- Walloon, a regional language of France and Belgium, belongs to the same family of Oïl languages as French.
- Hindi and English are the official languages of India's Central Government.
- Sylheti, a regional language of Sylhet Division of Bangladesh and the Barak Valley of Assam, India, is often considered as a dialect of Bengali though is seen sometimes as a separate language
In other cases, a regional language may be very different from the state's main language or official language. For example:
- Basque, a regional language spoken in Spain and France (Basque Country).
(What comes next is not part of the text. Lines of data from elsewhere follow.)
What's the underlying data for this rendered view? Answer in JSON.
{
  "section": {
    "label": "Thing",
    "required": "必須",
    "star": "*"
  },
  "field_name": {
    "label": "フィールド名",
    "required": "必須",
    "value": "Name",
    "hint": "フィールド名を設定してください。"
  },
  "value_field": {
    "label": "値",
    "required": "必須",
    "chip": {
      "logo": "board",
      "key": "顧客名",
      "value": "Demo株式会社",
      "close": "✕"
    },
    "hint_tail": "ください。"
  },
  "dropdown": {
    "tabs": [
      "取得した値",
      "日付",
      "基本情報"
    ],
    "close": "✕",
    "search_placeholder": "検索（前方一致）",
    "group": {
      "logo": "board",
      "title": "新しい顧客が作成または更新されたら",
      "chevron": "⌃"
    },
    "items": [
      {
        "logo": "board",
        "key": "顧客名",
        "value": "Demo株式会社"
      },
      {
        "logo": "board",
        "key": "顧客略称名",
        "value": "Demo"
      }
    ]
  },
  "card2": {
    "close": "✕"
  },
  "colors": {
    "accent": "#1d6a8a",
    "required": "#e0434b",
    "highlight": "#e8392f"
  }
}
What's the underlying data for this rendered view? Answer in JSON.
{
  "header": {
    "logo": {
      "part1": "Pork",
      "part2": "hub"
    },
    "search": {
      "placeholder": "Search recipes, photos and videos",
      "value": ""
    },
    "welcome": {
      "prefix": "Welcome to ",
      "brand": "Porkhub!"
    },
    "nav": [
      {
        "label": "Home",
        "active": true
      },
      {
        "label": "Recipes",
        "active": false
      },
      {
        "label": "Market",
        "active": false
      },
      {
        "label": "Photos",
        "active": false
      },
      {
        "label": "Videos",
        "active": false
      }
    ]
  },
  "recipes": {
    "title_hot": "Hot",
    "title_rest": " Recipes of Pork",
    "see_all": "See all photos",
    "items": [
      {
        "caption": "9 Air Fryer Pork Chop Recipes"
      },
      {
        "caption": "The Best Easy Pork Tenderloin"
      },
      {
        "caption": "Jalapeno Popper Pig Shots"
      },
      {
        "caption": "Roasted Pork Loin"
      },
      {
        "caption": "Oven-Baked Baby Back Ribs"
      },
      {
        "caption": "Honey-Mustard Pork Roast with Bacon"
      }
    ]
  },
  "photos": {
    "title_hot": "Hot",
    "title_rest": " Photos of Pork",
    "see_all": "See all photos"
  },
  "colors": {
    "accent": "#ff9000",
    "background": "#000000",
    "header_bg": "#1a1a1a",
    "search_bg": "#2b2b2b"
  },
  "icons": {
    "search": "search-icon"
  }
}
- Breton, a regional Celtic language spoken in France (Brittany).
- Cherokee is an Iroquoian language, and one of the many Native American languages spoken in the U.S. State of Oklahoma.
- Cornish, a regional Celtic language in the United Kingdom (Cornwall).
- Corsican, a regional language in France (Corsica) closely related to Tuscan-derived Italian.
- Gagauz, a regional Turkic language spoken in Moldova.
- Livonian, a regional language of the Finnic family spoken in Latvia.
- Resian, a dialect of Slovene spoken in Italy (Resia valley).
- Sardinian, a regional Romance language spoken in Italy (Sardinia).
- Scottish Gaelic, a regional Celtic language spoken in the United Kingdom (Scotland).
- Sorbian, a regional Slavic language of Germany.
- Welsh, a regional Celtic language spoken in the United Kingdom (Wales).
Official languages as regional languagesEdit
An official language of a country may also be spoken as a regional language in a region of a neighbouring country. For example:
- Afrikaans, an official language of South Africa, is a regional language of Namibia.
- Arabic, official in Zanzibar, a region of Tanzania.
- Bengali is the official language of Bangladesh, and is the regional language of West Bengal in India.
- Cantonese, one of the official standard varieties in Hong Kong and Macau (both special administrative regions of the People's Republic of China), is used as a regional language of the province of Guangdong, People's Republic of China.
- Catalan, the official language of Andorra, is a regional language in Spain (Catalonia, Balearic Islands and Valencian Community), France (Pyrénées Orientales) and Italy (Alghero, Sardinia).
- German, an official language of Austria, Belgium, Germany, Liechtenstein, Luxembourg and Switzerland, is a regional language in Italy (South Tyrol), Poland (Silesia), France (Alsace and Lorraine), Denmark (Southern) and Namibia.
- Hakka, one of the official language in Taiwan, is spoken as a regional language of the province of Guangdong, Jiangxi and Fujian, People's Republic of China.
- Hungarian, a Uralic language and official in Hungary, is a regional language of Romania (Northern Transylvania).
- Irish, the first official language of the Republic of Ireland, is a regional language in Northern Ireland, part of the United Kingdom.
- Korean, the official language of Korea, is a regional language in People's Republic of China (Yanbian Korean Autonomous Prefecture).
- Malay, the official language of Malaysia, Brunei and Singapore, is a regional language in Indonesia (Riau Province).
- Russian, the official language of the Russian Federation and Belarus, is a regional language of Abkhazia, South Ossetia and other entities.
- Tigrinya, an official language of Eritrea, is a regional language in Ethiopia (Tigray Region).
- Turkish, the official language of Turkey and Northern Cyprus, is a regional language of Kosovo.
- "European Charter for Regional or Minority Languages". Council of Europe. Retrieved 11 March 2015.